Problem.
Take the data and return it in full. Change nothing.

(Data entries)
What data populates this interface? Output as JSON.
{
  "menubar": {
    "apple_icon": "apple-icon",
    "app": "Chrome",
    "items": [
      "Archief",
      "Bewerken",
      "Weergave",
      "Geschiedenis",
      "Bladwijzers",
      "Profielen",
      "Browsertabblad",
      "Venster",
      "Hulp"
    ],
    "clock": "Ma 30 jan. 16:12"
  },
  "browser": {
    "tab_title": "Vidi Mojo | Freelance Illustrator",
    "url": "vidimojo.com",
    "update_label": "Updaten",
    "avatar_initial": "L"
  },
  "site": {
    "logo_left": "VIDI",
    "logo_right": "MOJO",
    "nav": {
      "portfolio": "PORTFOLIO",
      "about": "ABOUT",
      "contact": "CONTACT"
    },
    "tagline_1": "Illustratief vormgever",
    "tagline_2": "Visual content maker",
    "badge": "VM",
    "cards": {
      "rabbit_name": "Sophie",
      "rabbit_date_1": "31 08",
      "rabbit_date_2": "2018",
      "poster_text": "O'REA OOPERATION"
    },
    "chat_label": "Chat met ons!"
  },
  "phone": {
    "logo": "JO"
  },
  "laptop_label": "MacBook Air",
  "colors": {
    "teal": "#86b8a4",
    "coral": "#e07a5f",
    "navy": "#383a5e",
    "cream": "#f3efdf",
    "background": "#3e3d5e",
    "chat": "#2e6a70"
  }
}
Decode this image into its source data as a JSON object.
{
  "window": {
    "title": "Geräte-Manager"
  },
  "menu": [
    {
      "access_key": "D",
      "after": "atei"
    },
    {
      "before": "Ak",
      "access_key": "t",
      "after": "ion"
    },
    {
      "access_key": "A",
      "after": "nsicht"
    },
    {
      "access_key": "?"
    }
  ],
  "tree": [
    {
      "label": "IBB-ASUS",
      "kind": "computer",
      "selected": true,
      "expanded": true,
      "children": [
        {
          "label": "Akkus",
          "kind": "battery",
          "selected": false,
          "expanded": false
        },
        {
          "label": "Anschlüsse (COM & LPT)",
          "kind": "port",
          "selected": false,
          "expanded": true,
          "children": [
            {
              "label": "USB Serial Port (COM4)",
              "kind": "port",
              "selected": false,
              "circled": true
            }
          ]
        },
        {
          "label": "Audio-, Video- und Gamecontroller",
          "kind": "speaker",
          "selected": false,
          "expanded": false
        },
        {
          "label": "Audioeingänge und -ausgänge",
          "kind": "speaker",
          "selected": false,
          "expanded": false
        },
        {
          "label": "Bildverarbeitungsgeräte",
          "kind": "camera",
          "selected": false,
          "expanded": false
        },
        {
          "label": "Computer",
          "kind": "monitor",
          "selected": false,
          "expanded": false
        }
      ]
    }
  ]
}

Task result.
What data populates this interface? Output as JSON.
{
  "menubar": {
    "apple_icon": "apple-icon",
    "app": "Chrome",
    "items": [
      "Archief",
      "Bewerken",
      "Weergave",
      "Geschiedenis",
      "Bladwijzers",
      "Profielen",
      "Browsertabblad",
      "Venster",
      "Hulp"
    ],
    "clock": "Ma 30 jan. 16:12"
  },
  "browser": {
    "tab_title": "Vidi Mojo | Freelance Illustrator",
    "url": "vidimojo.com",
    "update_label": "Updaten",
    "avatar_initial": "L"
  },
  "site": {
    "logo_left": "VIDI",
    "logo_right": "MOJO",
    "nav": {
      "portfolio": "PORTFOLIO",
      "about": "ABOUT",
      "contact": "CONTACT"
    },
    "tagline_1": "Illustratief vormgever",
    "tagline_2": "Visual content maker",
    "badge": "VM",
    "cards": {
      "rabbit_name": "Sophie",
      "rabbit_date_1": "31 08",
      "rabbit_date_2": "2018",
      "poster_text": "O'REA OOPERATION"
    },
    "chat_label": "Chat met ons!"
  },
  "phone": {
    "logo": "JO"
  },
  "laptop_label": "MacBook Air",
  "colors": {
    "teal": "#86b8a4",
    "coral": "#e07a5f",
    "navy": "#383a5e",
    "cream": "#f3efdf",
    "background": "#3e3d5e",
    "chat": "#2e6a70"
  }
}
Decode this image into its source data as a JSON object.
{
  "window": {
    "title": "Geräte-Manager"
  },
  "menu": [
    {
      "access_key": "D",
      "after": "atei"
    },
    {
      "before": "Ak",
      "access_key": "t",
      "after": "ion"
    },
    {
      "access_key": "A",
      "after": "nsicht"
    },
    {
      "access_key": "?"
    }
  ],
  "tree": [
    {
      "label": "IBB-ASUS",
      "kind": "computer",
      "selected": true,
      "expanded": true,
      "children": [
        {
          "label": "Akkus",
          "kind": "battery",
          "selected": false,
          "expanded": false
        },
        {
          "label": "Anschlüsse (COM & LPT)",
          "kind": "port",
          "selected": false,
          "expanded": true,
          "children": [
            {
              "label": "USB Serial Port (COM4)",
              "kind": "port",
              "selected": false,
              "circled": true
            }
          ]
        },
        {
          "label": "Audio-, Video- und Gamecontroller",
          "kind": "speaker",
          "selected": false,
          "expanded": false
        },
        {
          "label": "Audioeingänge und -ausgänge",
          "kind": "speaker",
          "selected": false,
          "expanded": false
        },
        {
          "label": "Bildverarbeitungsgeräte",
          "kind": "camera",
          "selected": false,
          "expanded": false
        },
        {
          "label": "Computer",
          "kind": "monitor",
          "selected": false,
          "expanded": false
        }
      ]
    }
  ]
}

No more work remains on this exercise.